A man finds a dead body outside his apartment and reports it to the police. What should be, in any other circumstance, probably a lot of boring paperwork, turns into a winding, wacky procedure once it breaks the facade of the mundane. The first clue that the story will completely derail is that it was directed by Quentin Dupieux, the French electronic musician (M. Oizo) turned absurd filmmaker (“Rubber”, “Deerskin”). The second clue? Well, maybe the fact that the movie begins with an event – the arrest of a nearly naked conductor – that has nothing to do with the rest of the story.
“Keep an Eye Out” is mostly set in an outdated police station with a yellowed atmosphere, ceiling lighting, and beige furnishings. There, the man, whose name is Fugain (Grégoire Ludig), transmits the discovery of the corpse to the serious but incompetent Chief Inspector Buron (Benoît Poelvoorde) – a huge mistake, because his account draws the finger as he points his way. . , making him the prime murder suspect.
While remaining faithful to Dupieux’s brand of illogicality, this film is also his most linguistically semantic. The two men ping-pong their thoughts on idioms (like how you can’t get a breath of fresh air in a city). Even the film’s title is a play on words, as it relates to Buron’s one-eyed colleague (Marc Fraize) keeping said gaze on Fugain before a fatal accident wiped him out completely.
Fugain, now mistakenly linked to two corpses, sweats to keep the evidence hidden as his flashbacks and the present merge more and more abstractly until the whole concept of reality is questioned. Dupieux pulls off this bizarre procedure in a meager runtime while hitting the notes of obscurity and humor just right.
Keep an eye open

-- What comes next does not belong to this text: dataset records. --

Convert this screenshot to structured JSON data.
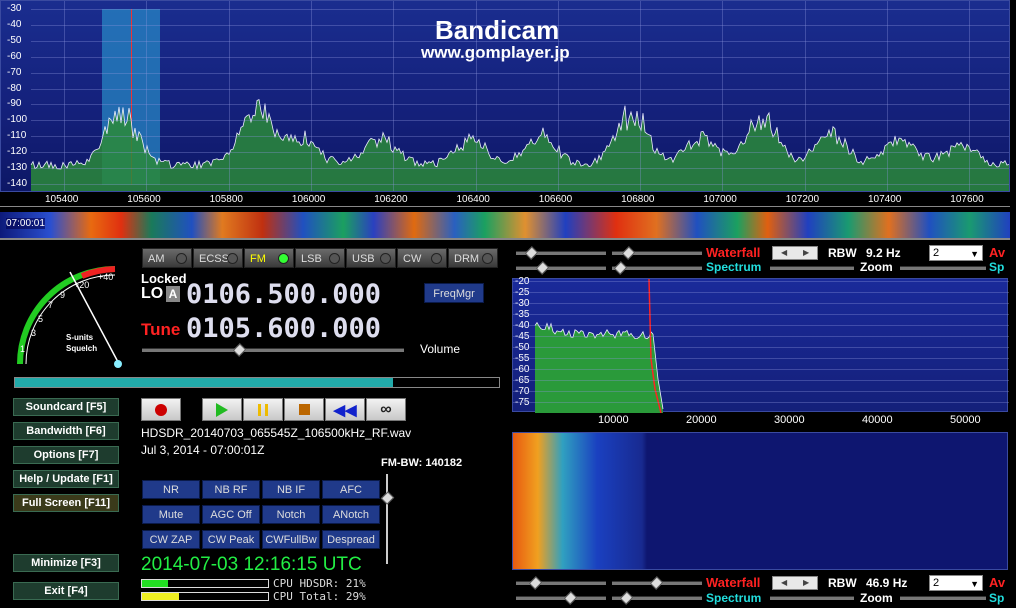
{
  "watermark": {
    "title": "Bandicam",
    "url": "www.gomplayer.jp"
  },
  "top_spectrum": {
    "y_labels": [
      "-30",
      "-40",
      "-50",
      "-60",
      "-70",
      "-80",
      "-90",
      "-100",
      "-110",
      "-120",
      "-130",
      "-140"
    ],
    "x_labels": [
      "105400",
      "105600",
      "105800",
      "106000",
      "106200",
      "106400",
      "106600",
      "106800",
      "107000",
      "107200",
      "107400",
      "107600"
    ]
  },
  "waterfall_strip": {
    "time": "07:00:01"
  },
  "s_meter": {
    "scale": [
      "1",
      "3",
      "5",
      "7",
      "9",
      "+20",
      "+40"
    ],
    "label1": "S-units",
    "label2": "Squelch"
  },
  "modes": [
    {
      "label": "AM",
      "active": false
    },
    {
      "label": "ECSS",
      "active": false
    },
    {
      "label": "FM",
      "active": true
    },
    {
      "label": "LSB",
      "active": false
    },
    {
      "label": "USB",
      "active": false
    },
    {
      "label": "CW",
      "active": false
    },
    {
      "label": "DRM",
      "active": false
    }
  ],
  "lo": {
    "locked": "Locked",
    "label": "LO",
    "a": "A",
    "freq": "0106.500.000"
  },
  "tune": {
    "label": "Tune",
    "freq": "0105.600.000"
  },
  "freqmgr": "FreqMgr",
  "volume": "Volume",
  "nav_buttons": [
    {
      "label": "Soundcard  [F5]"
    },
    {
      "label": "Bandwidth  [F6]"
    },
    {
      "label": "Options  [F7]"
    },
    {
      "label": "Help / Update  [F1]"
    },
    {
      "label": "Full Screen  [F11]"
    },
    {
      "label": "Minimize  [F3]"
    },
    {
      "label": "Exit  [F4]"
    }
  ],
  "file": {
    "name": "HDSDR_20140703_065545Z_106500kHz_RF.wav",
    "date": "Jul 3, 2014 - 07:00:01Z"
  },
  "fm_bw": "FM-BW: 140182",
  "dsp_buttons": [
    [
      "NR",
      "NB RF",
      "NB IF",
      "AFC"
    ],
    [
      "Mute",
      "AGC Off",
      "Notch",
      "ANotch"
    ],
    [
      "CW ZAP",
      "CW Peak",
      "CWFullBw",
      "Despread"
    ]
  ],
  "clock": "2014-07-03  12:16:15 UTC",
  "cpu": {
    "hdsdr": "CPU HDSDR: 21%",
    "total": "CPU Total: 29%",
    "hdsdr_level": 0.21,
    "total_level": 0.29
  },
  "rf_panel": {
    "waterfall": "Waterfall",
    "spectrum": "Spectrum",
    "rbw": "RBW",
    "rbw_val": "9.2 Hz",
    "zoom": "Zoom",
    "combo": "2",
    "av": "Av",
    "sp": "Sp"
  },
  "af_spectrum": {
    "y_labels": [
      "-20",
      "-25",
      "-30",
      "-35",
      "-40",
      "-45",
      "-50",
      "-55",
      "-60",
      "-65",
      "-70",
      "-75"
    ],
    "x_labels": [
      "10000",
      "20000",
      "30000",
      "40000",
      "50000"
    ]
  },
  "af_panel": {
    "waterfall": "Waterfall",
    "spectrum": "Spectrum",
    "rbw": "RBW",
    "rbw_val": "46.9 Hz",
    "zoom": "Zoom",
    "combo": "2",
    "av": "Av",
    "sp": "Sp"
  },
  "colors": {
    "accent_red": "#ff2222",
    "accent_cyan": "#22dddd",
    "clock_green": "#22ee44"
  }
}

Unclassified. In French, subtitled. Duration: 1 hour 13 minutes. In theaters and virtual cinemas. Please review the guidelines outlined by the Centers for Disease Control and Prevention before watching movies in theaters.